Background Information on the State of the Volunteer Fire Service
The volunteer fire service nationwide faces significant challenges in overcoming a basic and growing lack of both human and financial resources. For many years, volunteer fire companies across the country and in Pennsylvania functioned independently and were relatively stable both operationally and financially. This has changed dramatically over the past 20 years as fire companies and other emergency service providers face mounting challenges and service demands.
Volunteer participation in the fire service is a strong tradition in Pennsylvania, and the Commonwealth's overwhelming reliance on volunteer fire services is a distinctive characteristic of the state's emergency services network. Volunteer firefighters, along with other local emergency responders, are the community's first line of response when a serious event occurs.
In addition to traditional fire protection and suppression functions, the role of Pennsylvania's volunteer fire service has expanded to include such activities as vehicle, water, and trench rescue; hazard management; emergency medical service; response to weather-related emergencies; industrial and agricultural accidents; and hazardous material events. Pennsylvania volunteers are also being called upon to meet the new expectations and challenges of the 21st century, including homeland security preparedness and the threats posed by weapons of mass destruction and biological incidents.

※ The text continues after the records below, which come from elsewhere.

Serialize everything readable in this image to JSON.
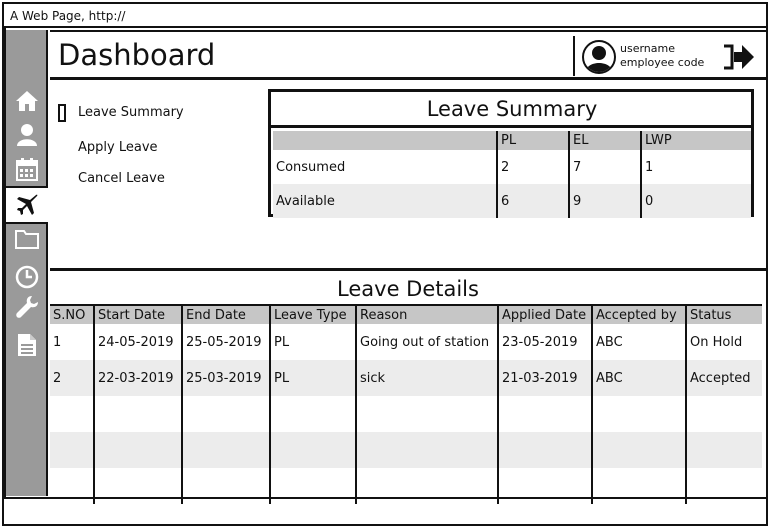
{
  "browser": {
    "title": "A Web Page, http://"
  },
  "header": {
    "title": "Dashboard",
    "username": "username",
    "employee_code": "employee code"
  },
  "sidebar": {
    "items": [
      {
        "icon": "home-icon"
      },
      {
        "icon": "user-icon"
      },
      {
        "icon": "calendar-icon"
      },
      {
        "icon": "airplane-icon",
        "active": true
      },
      {
        "icon": "folder-icon"
      },
      {
        "icon": "clock-icon"
      },
      {
        "icon": "wrench-icon"
      },
      {
        "icon": "document-icon"
      }
    ]
  },
  "leave_nav": {
    "items": [
      {
        "label": "Leave Summary"
      },
      {
        "label": "Apply Leave"
      },
      {
        "label": "Cancel Leave"
      }
    ]
  },
  "leave_summary": {
    "title": "Leave Summary",
    "columns": [
      "",
      "PL",
      "EL",
      "LWP"
    ],
    "rows": [
      [
        "Consumed",
        "2",
        "7",
        "1"
      ],
      [
        "Available",
        "6",
        "9",
        "0"
      ]
    ]
  },
  "leave_details": {
    "title": "Leave Details",
    "columns": [
      "S.NO",
      "Start Date",
      "End Date",
      "Leave Type",
      "Reason",
      "Applied Date",
      "Accepted by",
      "Status"
    ],
    "rows": [
      [
        "1",
        "24-05-2019",
        "25-05-2019",
        "PL",
        "Going out of station",
        "23-05-2019",
        "ABC",
        "On Hold"
      ],
      [
        "2",
        "22-03-2019",
        "25-03-2019",
        "PL",
        "sick",
        "21-03-2019",
        "ABC",
        "Accepted"
      ],
      [
        "",
        "",
        "",
        "",
        "",
        "",
        "",
        ""
      ],
      [
        "",
        "",
        "",
        "",
        "",
        "",
        "",
        ""
      ],
      [
        "",
        "",
        "",
        "",
        "",
        "",
        "",
        ""
      ]
    ]
  }
}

Based on the records maintained by the Office of the State Fire Commissioner, Pennsylvania currently has a total of 2,448 fire companies/departments. This includes 2,354 all-volunteer companies, 22 career (paid) departments, and 72 "combination" paid/volunteer companies.
Pennsylvania is home to 12% of the nation's 20,000 all-volunteer fire companies which is more than any other state. Two factors account for the large number of volunteer fire companies operating in Pennsylvania. First, Pennsylvania has a long history of volunteer fire service, reportedly being the home of the nation's first volunteer fire company started in Philadelphia around 1736. Second, the highly decentralized nature of Pennsylvania's local government structure, which includes more than 2,500 governmental units, has encouraged a corresponding proliferation of volunteer fire companies.
Approximately 72,000 volunteer firefighters actively staff these companies, and many other volunteer fire company members serve in other capacities (e.g., doing fund-raising, station maintenance, and administrative duties). The volunteer nature of these services has been referred to as the best public service bargain for taxpayers and local governments ever devised. One recent study by the Pennsylvania Fire and Emergency Services Institute estimated that volunteer fire companies produce tax savings of about $6 billion a year for Pennsylvania state and local governments.
The following two points briefly summarizes the most significant problem areas and challenges currently facing the state's volunteer fire companies.
Pennsylvania is experiencing significant losses in the number of citizens who are willing to volunteer to provide fire, rescue, and emergency medical services.
Rising operating costs and fundraising demands are placing serious strains on the state's volunteer fire companies.